→ **ACTIVITY**:
Without the pictures, reproduce the records that follow exactly.

(Dataset entries)
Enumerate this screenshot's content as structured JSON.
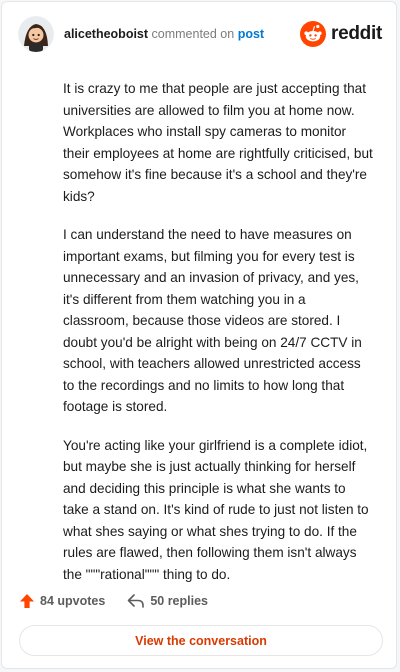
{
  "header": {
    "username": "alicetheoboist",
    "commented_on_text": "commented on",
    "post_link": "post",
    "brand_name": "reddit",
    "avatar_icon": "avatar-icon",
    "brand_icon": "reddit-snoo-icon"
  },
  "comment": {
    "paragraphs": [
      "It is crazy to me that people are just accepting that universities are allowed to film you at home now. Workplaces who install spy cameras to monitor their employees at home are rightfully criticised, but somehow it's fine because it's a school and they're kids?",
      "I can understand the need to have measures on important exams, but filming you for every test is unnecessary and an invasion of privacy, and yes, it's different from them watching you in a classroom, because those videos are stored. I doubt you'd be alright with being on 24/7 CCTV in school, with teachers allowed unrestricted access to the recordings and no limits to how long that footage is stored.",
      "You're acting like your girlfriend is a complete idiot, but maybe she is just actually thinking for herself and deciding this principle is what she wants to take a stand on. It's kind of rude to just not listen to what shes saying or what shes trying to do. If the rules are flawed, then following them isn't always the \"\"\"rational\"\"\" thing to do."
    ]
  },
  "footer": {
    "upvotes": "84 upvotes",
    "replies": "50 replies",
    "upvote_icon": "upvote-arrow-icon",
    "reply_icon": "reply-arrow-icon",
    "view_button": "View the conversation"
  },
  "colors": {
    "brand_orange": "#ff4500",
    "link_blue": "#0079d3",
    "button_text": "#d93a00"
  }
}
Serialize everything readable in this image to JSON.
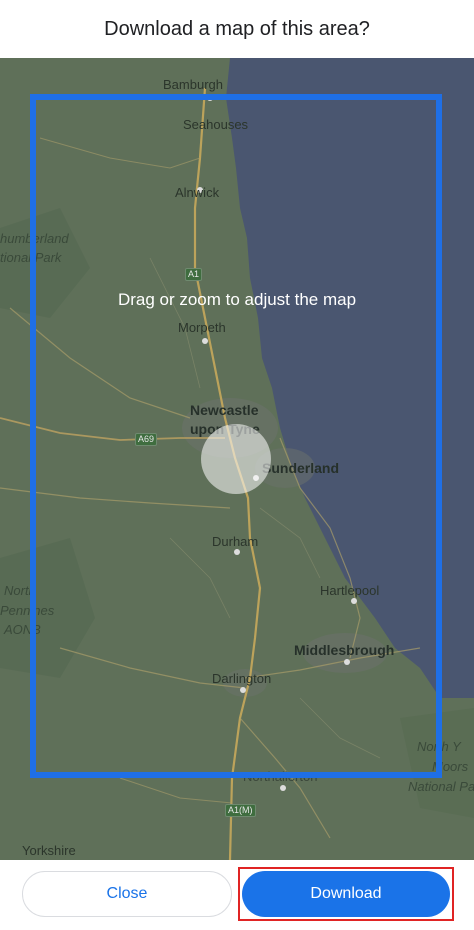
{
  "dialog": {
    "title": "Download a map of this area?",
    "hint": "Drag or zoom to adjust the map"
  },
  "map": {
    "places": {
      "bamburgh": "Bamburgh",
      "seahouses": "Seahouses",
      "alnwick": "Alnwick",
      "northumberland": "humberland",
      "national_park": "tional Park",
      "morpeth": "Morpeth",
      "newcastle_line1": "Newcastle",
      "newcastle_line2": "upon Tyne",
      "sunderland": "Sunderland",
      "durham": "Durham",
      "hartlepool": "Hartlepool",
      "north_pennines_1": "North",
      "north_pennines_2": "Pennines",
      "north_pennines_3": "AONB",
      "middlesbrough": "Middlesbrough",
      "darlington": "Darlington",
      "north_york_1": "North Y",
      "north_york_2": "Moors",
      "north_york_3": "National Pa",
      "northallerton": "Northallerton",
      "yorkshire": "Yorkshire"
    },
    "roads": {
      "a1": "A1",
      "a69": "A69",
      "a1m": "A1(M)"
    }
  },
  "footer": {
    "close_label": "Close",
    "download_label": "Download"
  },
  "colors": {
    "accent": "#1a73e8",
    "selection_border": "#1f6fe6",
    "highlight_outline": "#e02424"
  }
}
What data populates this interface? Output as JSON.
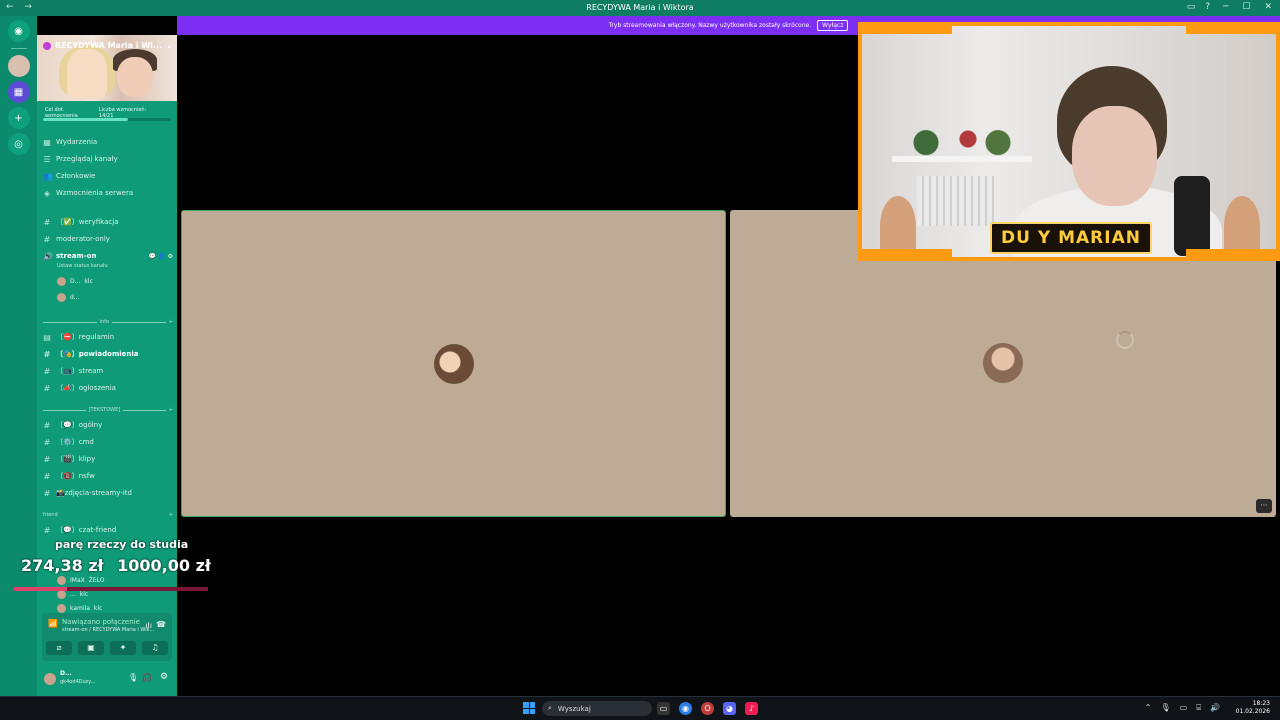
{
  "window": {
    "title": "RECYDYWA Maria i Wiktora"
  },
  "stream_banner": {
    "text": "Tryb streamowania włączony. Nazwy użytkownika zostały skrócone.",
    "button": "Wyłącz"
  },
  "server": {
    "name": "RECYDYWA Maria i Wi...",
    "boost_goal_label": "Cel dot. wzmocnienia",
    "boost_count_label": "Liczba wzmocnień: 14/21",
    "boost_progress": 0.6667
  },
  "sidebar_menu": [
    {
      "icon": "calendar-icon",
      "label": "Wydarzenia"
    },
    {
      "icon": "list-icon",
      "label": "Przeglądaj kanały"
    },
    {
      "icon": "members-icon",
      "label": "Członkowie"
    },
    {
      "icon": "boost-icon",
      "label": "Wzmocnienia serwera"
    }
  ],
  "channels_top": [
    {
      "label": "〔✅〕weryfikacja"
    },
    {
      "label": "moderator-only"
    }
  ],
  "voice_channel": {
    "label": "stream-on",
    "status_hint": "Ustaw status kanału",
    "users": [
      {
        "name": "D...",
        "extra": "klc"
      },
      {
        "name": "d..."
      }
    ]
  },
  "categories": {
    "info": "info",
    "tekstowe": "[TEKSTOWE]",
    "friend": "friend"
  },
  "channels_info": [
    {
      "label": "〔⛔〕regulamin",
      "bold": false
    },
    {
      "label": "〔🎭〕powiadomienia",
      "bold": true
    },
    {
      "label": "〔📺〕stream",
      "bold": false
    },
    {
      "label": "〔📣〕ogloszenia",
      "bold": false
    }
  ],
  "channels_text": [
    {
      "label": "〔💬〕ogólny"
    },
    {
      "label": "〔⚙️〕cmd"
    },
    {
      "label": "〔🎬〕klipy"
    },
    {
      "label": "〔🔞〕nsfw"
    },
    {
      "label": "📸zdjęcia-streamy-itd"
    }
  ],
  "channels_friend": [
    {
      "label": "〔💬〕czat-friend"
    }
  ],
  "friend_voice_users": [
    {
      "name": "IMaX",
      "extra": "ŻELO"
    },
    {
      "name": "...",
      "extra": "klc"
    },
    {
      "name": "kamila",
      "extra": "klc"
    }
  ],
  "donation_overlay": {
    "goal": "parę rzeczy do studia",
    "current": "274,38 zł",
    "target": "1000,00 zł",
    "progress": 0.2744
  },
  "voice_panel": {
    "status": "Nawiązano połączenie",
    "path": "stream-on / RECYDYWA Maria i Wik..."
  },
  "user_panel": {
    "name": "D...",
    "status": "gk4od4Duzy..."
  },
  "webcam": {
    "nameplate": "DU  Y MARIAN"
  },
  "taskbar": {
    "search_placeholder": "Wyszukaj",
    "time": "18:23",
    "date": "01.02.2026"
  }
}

→ **SOLUTION FOR THIS TASK**:
Enumerate this screenshot's content as structured JSON.
{
  "header": {
    "username": "alicetheoboist",
    "commented_on_text": "commented on",
    "post_link": "post",
    "brand_name": "reddit",
    "avatar_icon": "avatar-icon",
    "brand_icon": "reddit-snoo-icon"
  },
  "comment": {
    "paragraphs": [
      "It is crazy to me that people are just accepting that universities are allowed to film you at home now. Workplaces who install spy cameras to monitor their employees at home are rightfully criticised, but somehow it's fine because it's a school and they're kids?",
      "I can understand the need to have measures on important exams, but filming you for every test is unnecessary and an invasion of privacy, and yes, it's different from them watching you in a classroom, because those videos are stored. I doubt you'd be alright with being on 24/7 CCTV in school, with teachers allowed unrestricted access to the recordings and no limits to how long that footage is stored.",
      "You're acting like your girlfriend is a complete idiot, but maybe she is just actually thinking for herself and deciding this principle is what she wants to take a stand on. It's kind of rude to just not listen to what shes saying or what shes trying to do. If the rules are flawed, then following them isn't always the \"\"\"rational\"\"\" thing to do."
    ]
  },
  "footer": {
    "upvotes": "84 upvotes",
    "replies": "50 replies",
    "upvote_icon": "upvote-arrow-icon",
    "reply_icon": "reply-arrow-icon",
    "view_button": "View the conversation"
  },
  "colors": {
    "brand_orange": "#ff4500",
    "link_blue": "#0079d3",
    "button_text": "#d93a00"
  }
}
Serialize everything readable in this image to JSON.
{
  "dialog": {
    "title": "Download a map of this area?",
    "hint": "Drag or zoom to adjust the map"
  },
  "map": {
    "places": {
      "bamburgh": "Bamburgh",
      "seahouses": "Seahouses",
      "alnwick": "Alnwick",
      "northumberland": "humberland",
      "national_park": "tional Park",
      "morpeth": "Morpeth",
      "newcastle_line1": "Newcastle",
      "newcastle_line2": "upon Tyne",
      "sunderland": "Sunderland",
      "durham": "Durham",
      "hartlepool": "Hartlepool",
      "north_pennines_1": "North",
      "north_pennines_2": "Pennines",
      "north_pennines_3": "AONB",
      "middlesbrough": "Middlesbrough",
      "darlington": "Darlington",
      "north_york_1": "North Y",
      "north_york_2": "Moors",
      "north_york_3": "National Pa",
      "northallerton": "Northallerton",
      "yorkshire": "Yorkshire"
    },
    "roads": {
      "a1": "A1",
      "a69": "A69",
      "a1m": "A1(M)"
    }
  },
  "footer": {
    "close_label": "Close",
    "download_label": "Download"
  },
  "colors": {
    "accent": "#1a73e8",
    "selection_border": "#1f6fe6",
    "highlight_outline": "#e02424"
  }
}
What data populates this interface? Output as JSON.
{
  "window": {
    "title": "RECYDYWA Maria i Wiktora"
  },
  "stream_banner": {
    "text": "Tryb streamowania włączony. Nazwy użytkownika zostały skrócone.",
    "button": "Wyłącz"
  },
  "server": {
    "name": "RECYDYWA Maria i Wi...",
    "boost_goal_label": "Cel dot. wzmocnienia",
    "boost_count_label": "Liczba wzmocnień: 14/21",
    "boost_progress": 0.6667
  },
  "sidebar_menu": [
    {
      "icon": "calendar-icon",
      "label": "Wydarzenia"
    },
    {
      "icon": "list-icon",
      "label": "Przeglądaj kanały"
    },
    {
      "icon": "members-icon",
      "label": "Członkowie"
    },
    {
      "icon": "boost-icon",
      "label": "Wzmocnienia serwera"
    }
  ],
  "channels_top": [
    {
      "label": "〔✅〕weryfikacja"
    },
    {
      "label": "moderator-only"
    }
  ],
  "voice_channel": {
    "label": "stream-on",
    "status_hint": "Ustaw status kanału",
    "users": [
      {
        "name": "D...",
        "extra": "klc"
      },
      {
        "name": "d..."
      }
    ]
  },
  "categories": {
    "info": "info",
    "tekstowe": "[TEKSTOWE]",
    "friend": "friend"
  },
  "channels_info": [
    {
      "label": "〔⛔〕regulamin",
      "bold": false
    },
    {
      "label": "〔🎭〕powiadomienia",
      "bold": true
    },
    {
      "label": "〔📺〕stream",
      "bold": false
    },
    {
      "label": "〔📣〕ogloszenia",
      "bold": false
    }
  ],
  "channels_text": [
    {
      "label": "〔💬〕ogólny"
    },
    {
      "label": "〔⚙️〕cmd"
    },
    {
      "label": "〔🎬〕klipy"
    },
    {
      "label": "〔🔞〕nsfw"
    },
    {
      "label": "📸zdjęcia-streamy-itd"
    }
  ],
  "channels_friend": [
    {
      "label": "〔💬〕czat-friend"
    }
  ],
  "friend_voice_users": [
    {
      "name": "IMaX",
      "extra": "ŻELO"
    },
    {
      "name": "...",
      "extra": "klc"
    },
    {
      "name": "kamila",
      "extra": "klc"
    }
  ],
  "donation_overlay": {
    "goal": "parę rzeczy do studia",
    "current": "274,38 zł",
    "target": "1000,00 zł",
    "progress": 0.2744
  },
  "voice_panel": {
    "status": "Nawiązano połączenie",
    "path": "stream-on / RECYDYWA Maria i Wik..."
  },
  "user_panel": {
    "name": "D...",
    "status": "gk4od4Duzy..."
  },
  "webcam": {
    "nameplate": "DU  Y MARIAN"
  },
  "taskbar": {
    "search_placeholder": "Wyszukaj",
    "time": "18:23",
    "date": "01.02.2026"
  }
}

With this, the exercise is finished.